Delighted to announce that our group's latest publication, Phase change materials for thermal energy storage: A perspective on linking phonon physics to performance, authored by Drew Lilley et al, was recently covered by the American Institute of Physics.

This paper describes advances that our work has made in understanding the fundamental physics of phase change materials used for energy storage.

The link to the full text of the paper can be found here:

Way to go, Drew and team!


Thermal Energy End-of-Year Picnic

Image of lab group members lined up in front of some foliage, smiling.

Just before the winter break, the Thermal Energy Group had its first official get together since before the beginning of the pandemic. We gathered at Tilden Regional Park and shared pizza, drinks, conversation, and a little bit of sunlight. Most of us had not crossed paths much over the last couple of years, so this was a much needed chance to reconnect in person.

Many more like this coming in the near future! 


New Postdoc Opportunity: Catalysis and Thermochemical Reactor Design

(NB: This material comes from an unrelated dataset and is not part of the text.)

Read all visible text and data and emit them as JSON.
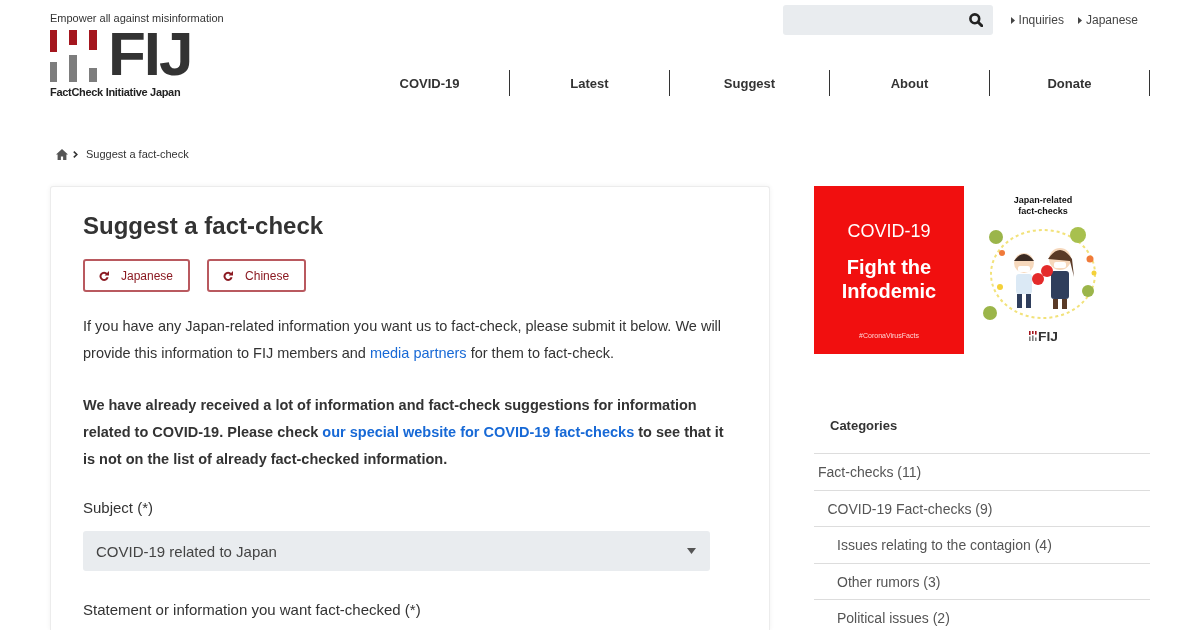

We have an opening for a postdoc with expertise in the field of chemistry and chemical engineering, with a particular focus on catalysis and thermochemical reactor design. 
The Project: Cost-effective decarbonization of heat, which is the dominant source of energy for the industrial and building sector worldwide, is a grand scientific and technological challenge. Currently natural gas is the dominant source of heat in these sectors. Although CO2-free hydrogen is being considered as a potential alternative, infrastructure challenges related to transport and storage of hydrogen are enormous (e.g., Majumdar et al., Joule 5 (8), 1905-1908). Natural gas infrastructure and storage are already in place. Therefore, cost-effective synthetic natural gas derived from COcaptured from either point source or direct air capture combined with CO2 free hydrogen is a very lucrative option.
In this project we propose to use the Sabatier reaction to create synthetic natural gas. Since the Sabatier reaction is highly exothermic, the released heat can then be used to offset the energy requirement for either carbon capture or hydrogen production, making this overall process and system cost-effective. As the Sabatier reaction is highly temperature sensitive, the major associated challenge is related to temperature control. The higher temperature results in poisoning and sintering of catalysts making them inactive, thus lowering the yield.

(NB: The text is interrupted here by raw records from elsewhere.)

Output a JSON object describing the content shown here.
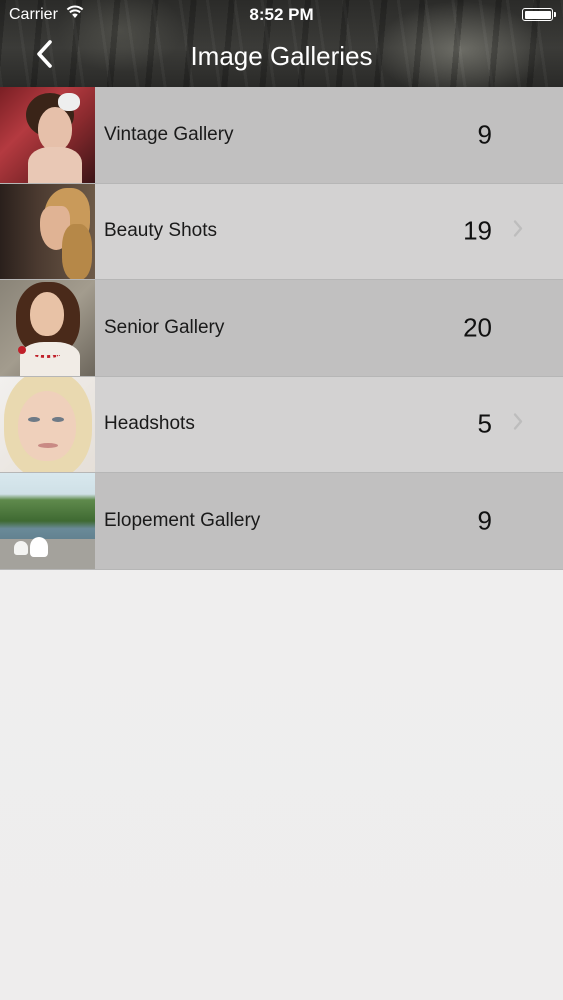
{
  "status_bar": {
    "carrier": "Carrier",
    "time": "8:52 PM",
    "wifi_icon": "wifi-icon",
    "battery_icon": "battery-icon"
  },
  "nav": {
    "title": "Image Galleries",
    "back_icon": "chevron-left-icon"
  },
  "galleries": [
    {
      "label": "Vintage Gallery",
      "count": "9",
      "thumbnail": "vintage-portrait",
      "chevron": false
    },
    {
      "label": "Beauty Shots",
      "count": "19",
      "thumbnail": "beauty-profile",
      "chevron": true
    },
    {
      "label": "Senior Gallery",
      "count": "20",
      "thumbnail": "senior-portrait",
      "chevron": false
    },
    {
      "label": "Headshots",
      "count": "5",
      "thumbnail": "blonde-headshot",
      "chevron": true
    },
    {
      "label": "Elopement Gallery",
      "count": "9",
      "thumbnail": "lake-elopement",
      "chevron": false
    }
  ],
  "colors": {
    "row_dark": "#c1c0c0",
    "row_light": "#d3d2d2",
    "background": "#efeeee",
    "nav_text": "#ffffff"
  }
}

This Postdoctoral Fellow will contribute to catalyst and overall reactor development to improve the reaction rate at lower temperatures, while preserving high activity and stability in an operating window up to 400 oC. 

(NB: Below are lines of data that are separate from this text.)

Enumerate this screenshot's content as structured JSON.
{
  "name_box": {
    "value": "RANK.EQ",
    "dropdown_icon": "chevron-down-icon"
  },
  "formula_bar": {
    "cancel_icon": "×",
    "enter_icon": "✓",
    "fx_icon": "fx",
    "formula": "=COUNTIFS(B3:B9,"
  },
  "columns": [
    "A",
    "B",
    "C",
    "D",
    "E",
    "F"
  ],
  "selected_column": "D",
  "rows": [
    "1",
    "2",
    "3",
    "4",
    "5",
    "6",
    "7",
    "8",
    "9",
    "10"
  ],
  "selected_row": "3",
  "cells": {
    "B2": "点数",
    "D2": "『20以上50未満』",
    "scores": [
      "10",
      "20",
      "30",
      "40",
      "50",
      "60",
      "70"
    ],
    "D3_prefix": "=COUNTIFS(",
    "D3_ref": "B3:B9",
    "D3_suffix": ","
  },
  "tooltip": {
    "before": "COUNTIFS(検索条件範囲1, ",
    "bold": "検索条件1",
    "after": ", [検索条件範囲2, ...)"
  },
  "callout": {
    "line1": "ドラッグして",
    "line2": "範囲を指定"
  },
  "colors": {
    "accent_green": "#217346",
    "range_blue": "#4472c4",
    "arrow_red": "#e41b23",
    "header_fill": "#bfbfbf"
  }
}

For more information or to apply, please contact Dr. Suman Kaur at